Wabash’s program builds on those ideas. County educators regularly discuss college readiness during the school day and savings accounts with their parents at events like the open house Gardner attended. Matching grants, from a coalition of public and private partnerships, encourage students to find “champions”—typically family and friends—to donate to their accounts and offer support.
“We can help build that hope and that identity that people like me can go and do this, even if nobody in my family has gone there before,” said Clint Kugler, CEO of the Wabash County YMCA, which leads the county program in partnership with local schools, companies, faith-based organizations and the Indiana Education Savings Authority, which oversees the state’s 529 program.
In Wabash County—where about one in four people in the workforce has a degree beyond high school—just 6% of students under the age of 18 had signed up for a 529 plan in August 2013, when the program launched, according to data from Upromise, which administered the state’s 529 program at the time. Within days of its introduction, 71% of county students between pre-K and third grade, and 30% of students under 18, had 529 accounts. Over the next two years, the number of 529 accounts nearly tripled.
Programs like Wabash County Promise might also help level the playing field for college graduates, Elliott says. Research shows that low-income students are hurt the most by student debt, which can prevent them from moving out of their parents’ home, buying real estate, starting businesses or just taking a job they’re passionate about, potentially leaving them to struggle with debt when they should be launching careers.
“If you’re trying to create an education system that works as an equalizer, you can’t have the financial aid system destroying some of its ability” to do that, Elliott said.
That is part of the reason Gardner was relieved to find a program that would help her save for her children’s education—Gardner and her husband now have accounts for all four of their children -- in part by matching contributions even if they can only afford to contribute $25 to each account a month.
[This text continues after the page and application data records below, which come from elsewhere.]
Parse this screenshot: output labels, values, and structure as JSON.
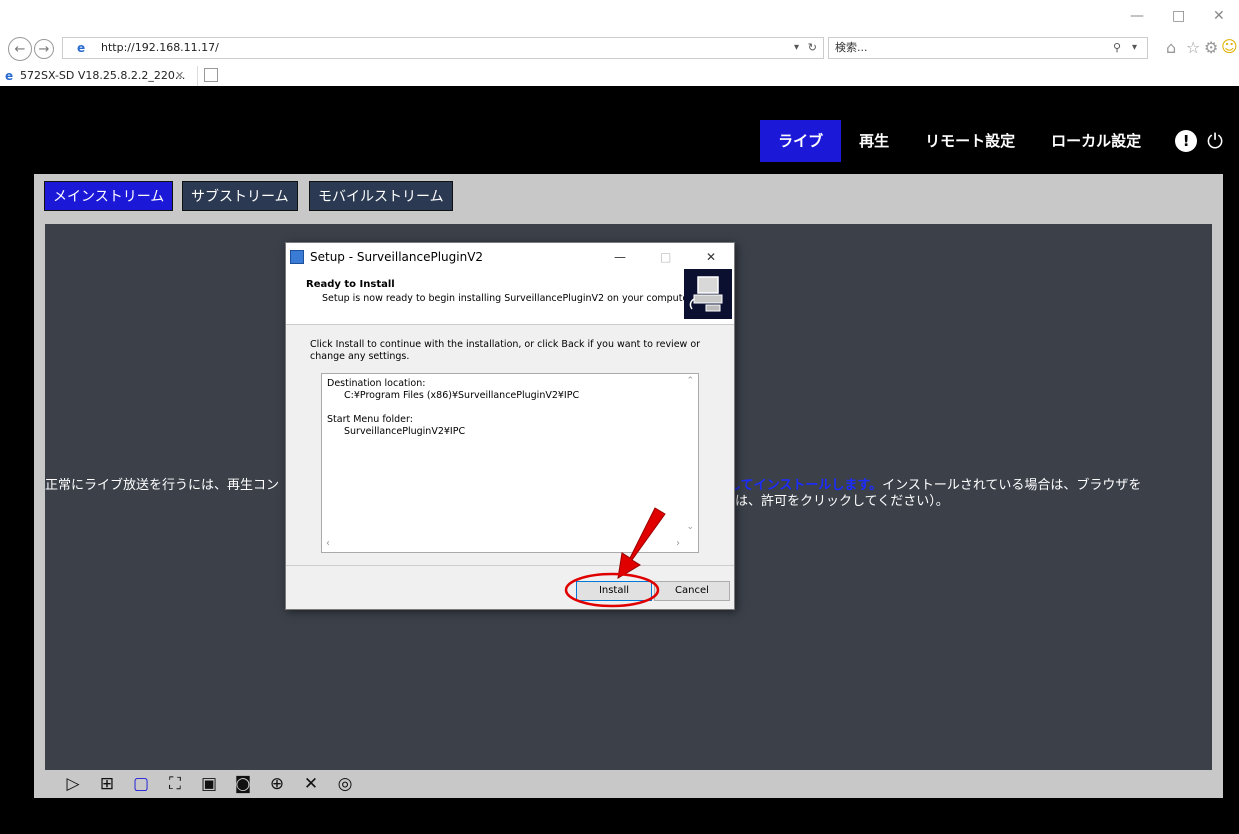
{
  "browser": {
    "url": "http://192.168.11.17/",
    "search_placeholder": "検索...",
    "tab_title": "572SX-SD V18.25.8.2.2_220...",
    "win_min": "—",
    "win_max": "□",
    "win_close": "✕"
  },
  "nav": {
    "live": "ライブ",
    "playback": "再生",
    "remote_settings": "リモート設定",
    "local_settings": "ローカル設定"
  },
  "streams": {
    "main": "メインストリーム",
    "sub": "サブストリーム",
    "mobile": "モバイルストリーム"
  },
  "message": {
    "part1": "正常にライブ放送を行うには、再生コン",
    "link": "ロードしてインストールします。",
    "part2": "インストールされている場合は、ブラウザを",
    "line2": "は、許可をクリックしてください）。"
  },
  "dialog": {
    "title": "Setup - SurveillancePluginV2",
    "heading": "Ready to Install",
    "subheading": "Setup is now ready to begin installing SurveillancePluginV2 on your computer.",
    "description": "Click Install to continue with the installation, or click Back if you want to review or change any settings.",
    "dest_label": "Destination location:",
    "dest_value": "C:¥Program Files (x86)¥SurveillancePluginV2¥IPC",
    "menu_label": "Start Menu folder:",
    "menu_value": "SurveillancePluginV2¥IPC",
    "install": "Install",
    "cancel": "Cancel"
  },
  "colors": {
    "active_nav": "#1b18d8",
    "annotation": "#e00000"
  }
}
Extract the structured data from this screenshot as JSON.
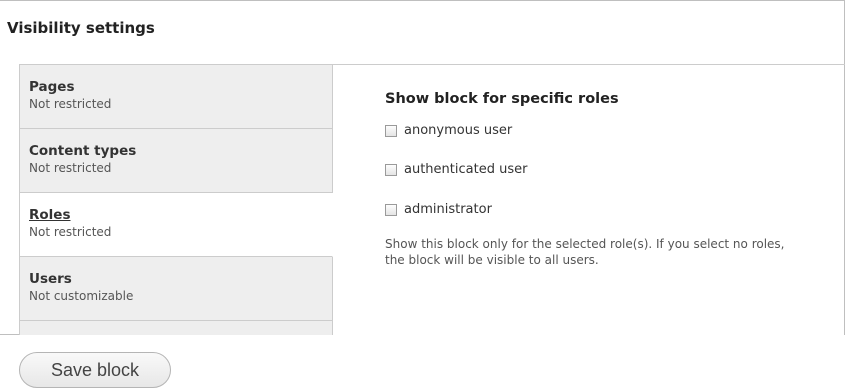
{
  "fieldset": {
    "title": "Visibility settings"
  },
  "vertical_tabs": [
    {
      "title": "Pages",
      "summary": "Not restricted",
      "active": false
    },
    {
      "title": "Content types",
      "summary": "Not restricted",
      "active": false
    },
    {
      "title": "Roles",
      "summary": "Not restricted",
      "active": true
    },
    {
      "title": "Users",
      "summary": "Not customizable",
      "active": false
    }
  ],
  "roles_pane": {
    "heading": "Show block for specific roles",
    "options": [
      {
        "label": "anonymous user",
        "checked": false
      },
      {
        "label": "authenticated user",
        "checked": false
      },
      {
        "label": "administrator",
        "checked": false
      }
    ],
    "description": "Show this block only for the selected role(s). If you select no roles, the block will be visible to all users."
  },
  "actions": {
    "save_label": "Save block"
  }
}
The family has a combined annual household income of about $45,000, according to Gardner, and is on a strict budget. They’ve skipped vacations to pay her student loans, something she expects will last another 15 years.
“I don’t want my kids to do that,” Gardner said. “I want them to be able to graduate from college and not have as much debt as I did.”